Print all entries below exactly as they appear.
Segment Start: EXERCISE INPUT
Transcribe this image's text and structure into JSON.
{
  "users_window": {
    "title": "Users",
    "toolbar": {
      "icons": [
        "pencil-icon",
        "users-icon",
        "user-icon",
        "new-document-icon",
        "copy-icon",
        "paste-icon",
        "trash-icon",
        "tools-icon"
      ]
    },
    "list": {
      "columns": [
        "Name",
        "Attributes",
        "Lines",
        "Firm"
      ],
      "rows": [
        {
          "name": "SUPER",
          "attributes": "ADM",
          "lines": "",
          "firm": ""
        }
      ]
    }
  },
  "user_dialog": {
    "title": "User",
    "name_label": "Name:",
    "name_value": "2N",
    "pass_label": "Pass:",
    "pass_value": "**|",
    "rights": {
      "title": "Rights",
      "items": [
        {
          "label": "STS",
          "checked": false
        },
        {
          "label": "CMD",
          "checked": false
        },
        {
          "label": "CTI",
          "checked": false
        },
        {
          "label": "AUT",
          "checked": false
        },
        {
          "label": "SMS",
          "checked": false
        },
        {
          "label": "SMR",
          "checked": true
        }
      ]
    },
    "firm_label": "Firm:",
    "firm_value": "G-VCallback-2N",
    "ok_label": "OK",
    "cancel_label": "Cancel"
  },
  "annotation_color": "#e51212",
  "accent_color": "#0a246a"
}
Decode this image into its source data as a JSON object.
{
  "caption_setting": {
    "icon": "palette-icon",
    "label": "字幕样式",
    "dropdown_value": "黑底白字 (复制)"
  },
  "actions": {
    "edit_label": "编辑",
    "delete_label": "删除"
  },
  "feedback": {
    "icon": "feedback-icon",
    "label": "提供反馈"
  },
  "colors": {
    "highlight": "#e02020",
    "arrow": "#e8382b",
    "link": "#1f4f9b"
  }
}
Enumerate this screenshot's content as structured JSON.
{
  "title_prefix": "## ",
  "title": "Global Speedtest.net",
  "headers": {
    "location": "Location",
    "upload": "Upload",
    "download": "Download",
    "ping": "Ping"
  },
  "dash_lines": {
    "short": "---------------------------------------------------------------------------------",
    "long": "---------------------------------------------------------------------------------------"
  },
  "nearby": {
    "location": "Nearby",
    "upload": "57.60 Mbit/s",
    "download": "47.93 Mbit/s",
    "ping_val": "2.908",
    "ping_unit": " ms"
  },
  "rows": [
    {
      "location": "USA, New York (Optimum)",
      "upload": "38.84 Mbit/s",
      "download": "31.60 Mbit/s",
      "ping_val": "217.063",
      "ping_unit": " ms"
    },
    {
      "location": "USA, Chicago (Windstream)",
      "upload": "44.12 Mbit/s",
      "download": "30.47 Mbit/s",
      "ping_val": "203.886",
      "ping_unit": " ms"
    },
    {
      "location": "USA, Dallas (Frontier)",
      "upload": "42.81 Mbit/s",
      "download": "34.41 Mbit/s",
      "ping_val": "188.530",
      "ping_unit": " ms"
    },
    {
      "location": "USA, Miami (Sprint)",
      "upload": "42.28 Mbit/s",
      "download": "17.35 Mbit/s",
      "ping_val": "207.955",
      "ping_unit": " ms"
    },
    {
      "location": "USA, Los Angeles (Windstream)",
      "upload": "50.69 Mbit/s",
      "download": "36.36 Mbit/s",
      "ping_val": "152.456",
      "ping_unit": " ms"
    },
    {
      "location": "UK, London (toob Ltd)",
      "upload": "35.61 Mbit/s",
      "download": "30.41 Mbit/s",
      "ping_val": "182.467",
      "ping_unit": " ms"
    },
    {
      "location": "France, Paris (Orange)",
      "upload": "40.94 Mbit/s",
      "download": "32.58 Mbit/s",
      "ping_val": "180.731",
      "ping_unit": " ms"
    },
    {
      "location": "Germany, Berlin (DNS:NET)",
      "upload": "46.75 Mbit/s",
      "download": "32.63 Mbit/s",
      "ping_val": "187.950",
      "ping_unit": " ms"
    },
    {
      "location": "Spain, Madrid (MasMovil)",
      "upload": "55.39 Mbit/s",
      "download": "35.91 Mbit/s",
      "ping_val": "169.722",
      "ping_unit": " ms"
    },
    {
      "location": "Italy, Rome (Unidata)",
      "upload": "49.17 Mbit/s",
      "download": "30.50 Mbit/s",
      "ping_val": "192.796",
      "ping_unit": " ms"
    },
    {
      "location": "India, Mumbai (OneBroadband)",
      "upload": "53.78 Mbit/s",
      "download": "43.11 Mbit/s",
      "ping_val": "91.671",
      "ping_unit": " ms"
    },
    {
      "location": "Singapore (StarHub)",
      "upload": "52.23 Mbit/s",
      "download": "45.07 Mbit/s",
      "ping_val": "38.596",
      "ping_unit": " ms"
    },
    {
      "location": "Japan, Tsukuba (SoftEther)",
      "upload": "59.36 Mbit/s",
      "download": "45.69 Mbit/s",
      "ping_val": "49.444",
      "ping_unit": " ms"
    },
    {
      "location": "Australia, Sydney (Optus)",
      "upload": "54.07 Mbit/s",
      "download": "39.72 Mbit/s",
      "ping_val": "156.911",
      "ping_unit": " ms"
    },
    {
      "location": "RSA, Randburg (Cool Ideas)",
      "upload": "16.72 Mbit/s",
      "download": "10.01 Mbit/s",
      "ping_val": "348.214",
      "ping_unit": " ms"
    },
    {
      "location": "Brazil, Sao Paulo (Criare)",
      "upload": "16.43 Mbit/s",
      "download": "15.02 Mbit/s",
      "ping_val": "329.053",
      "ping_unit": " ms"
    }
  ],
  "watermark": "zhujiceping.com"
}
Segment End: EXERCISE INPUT
RESULT:
Transcribe this image's text and structure into JSON.
{
  "users_window": {
    "title": "Users",
    "toolbar": {
      "icons": [
        "pencil-icon",
        "users-icon",
        "user-icon",
        "new-document-icon",
        "copy-icon",
        "paste-icon",
        "trash-icon",
        "tools-icon"
      ]
    },
    "list": {
      "columns": [
        "Name",
        "Attributes",
        "Lines",
        "Firm"
      ],
      "rows": [
        {
          "name": "SUPER",
          "attributes": "ADM",
          "lines": "",
          "firm": ""
        }
      ]
    }
  },
  "user_dialog": {
    "title": "User",
    "name_label": "Name:",
    "name_value": "2N",
    "pass_label": "Pass:",
    "pass_value": "**|",
    "rights": {
      "title": "Rights",
      "items": [
        {
          "label": "STS",
          "checked": false
        },
        {
          "label": "CMD",
          "checked": false
        },
        {
          "label": "CTI",
          "checked": false
        },
        {
          "label": "AUT",
          "checked": false
        },
        {
          "label": "SMS",
          "checked": false
        },
        {
          "label": "SMR",
          "checked": true
        }
      ]
    },
    "firm_label": "Firm:",
    "firm_value": "G-VCallback-2N",
    "ok_label": "OK",
    "cancel_label": "Cancel"
  },
  "annotation_color": "#e51212",
  "accent_color": "#0a246a"
}
Decode this image into its source data as a JSON object.
{
  "caption_setting": {
    "icon": "palette-icon",
    "label": "字幕样式",
    "dropdown_value": "黑底白字 (复制)"
  },
  "actions": {
    "edit_label": "编辑",
    "delete_label": "删除"
  },
  "feedback": {
    "icon": "feedback-icon",
    "label": "提供反馈"
  },
  "colors": {
    "highlight": "#e02020",
    "arrow": "#e8382b",
    "link": "#1f4f9b"
  }
}
Enumerate this screenshot's content as structured JSON.
{
  "title_prefix": "## ",
  "title": "Global Speedtest.net",
  "headers": {
    "location": "Location",
    "upload": "Upload",
    "download": "Download",
    "ping": "Ping"
  },
  "dash_lines": {
    "short": "---------------------------------------------------------------------------------",
    "long": "---------------------------------------------------------------------------------------"
  },
  "nearby": {
    "location": "Nearby",
    "upload": "57.60 Mbit/s",
    "download": "47.93 Mbit/s",
    "ping_val": "2.908",
    "ping_unit": " ms"
  },
  "rows": [
    {
      "location": "USA, New York (Optimum)",
      "upload": "38.84 Mbit/s",
      "download": "31.60 Mbit/s",
      "ping_val": "217.063",
      "ping_unit": " ms"
    },
    {
      "location": "USA, Chicago (Windstream)",
      "upload": "44.12 Mbit/s",
      "download": "30.47 Mbit/s",
      "ping_val": "203.886",
      "ping_unit": " ms"
    },
    {
      "location": "USA, Dallas (Frontier)",
      "upload": "42.81 Mbit/s",
      "download": "34.41 Mbit/s",
      "ping_val": "188.530",
      "ping_unit": " ms"
    },
    {
      "location": "USA, Miami (Sprint)",
      "upload": "42.28 Mbit/s",
      "download": "17.35 Mbit/s",
      "ping_val": "207.955",
      "ping_unit": " ms"
    },
    {
      "location": "USA, Los Angeles (Windstream)",
      "upload": "50.69 Mbit/s",
      "download": "36.36 Mbit/s",
      "ping_val": "152.456",
      "ping_unit": " ms"
    },
    {
      "location": "UK, London (toob Ltd)",
      "upload": "35.61 Mbit/s",
      "download": "30.41 Mbit/s",
      "ping_val": "182.467",
      "ping_unit": " ms"
    },
    {
      "location": "France, Paris (Orange)",
      "upload": "40.94 Mbit/s",
      "download": "32.58 Mbit/s",
      "ping_val": "180.731",
      "ping_unit": " ms"
    },
    {
      "location": "Germany, Berlin (DNS:NET)",
      "upload": "46.75 Mbit/s",
      "download": "32.63 Mbit/s",
      "ping_val": "187.950",
      "ping_unit": " ms"
    },
    {
      "location": "Spain, Madrid (MasMovil)",
      "upload": "55.39 Mbit/s",
      "download": "35.91 Mbit/s",
      "ping_val": "169.722",
      "ping_unit": " ms"
    },
    {
      "location": "Italy, Rome (Unidata)",
      "upload": "49.17 Mbit/s",
      "download": "30.50 Mbit/s",
      "ping_val": "192.796",
      "ping_unit": " ms"
    },
    {
      "location": "India, Mumbai (OneBroadband)",
      "upload": "53.78 Mbit/s",
      "download": "43.11 Mbit/s",
      "ping_val": "91.671",
      "ping_unit": " ms"
    },
    {
      "location": "Singapore (StarHub)",
      "upload": "52.23 Mbit/s",
      "download": "45.07 Mbit/s",
      "ping_val": "38.596",
      "ping_unit": " ms"
    },
    {
      "location": "Japan, Tsukuba (SoftEther)",
      "upload": "59.36 Mbit/s",
      "download": "45.69 Mbit/s",
      "ping_val": "49.444",
      "ping_unit": " ms"
    },
    {
      "location": "Australia, Sydney (Optus)",
      "upload": "54.07 Mbit/s",
      "download": "39.72 Mbit/s",
      "ping_val": "156.911",
      "ping_unit": " ms"
    },
    {
      "location": "RSA, Randburg (Cool Ideas)",
      "upload": "16.72 Mbit/s",
      "download": "10.01 Mbit/s",
      "ping_val": "348.214",
      "ping_unit": " ms"
    },
    {
      "location": "Brazil, Sao Paulo (Criare)",
      "upload": "16.43 Mbit/s",
      "download": "15.02 Mbit/s",
      "ping_val": "329.053",
      "ping_unit": " ms"
    }
  ],
  "watermark": "zhujiceping.com"
}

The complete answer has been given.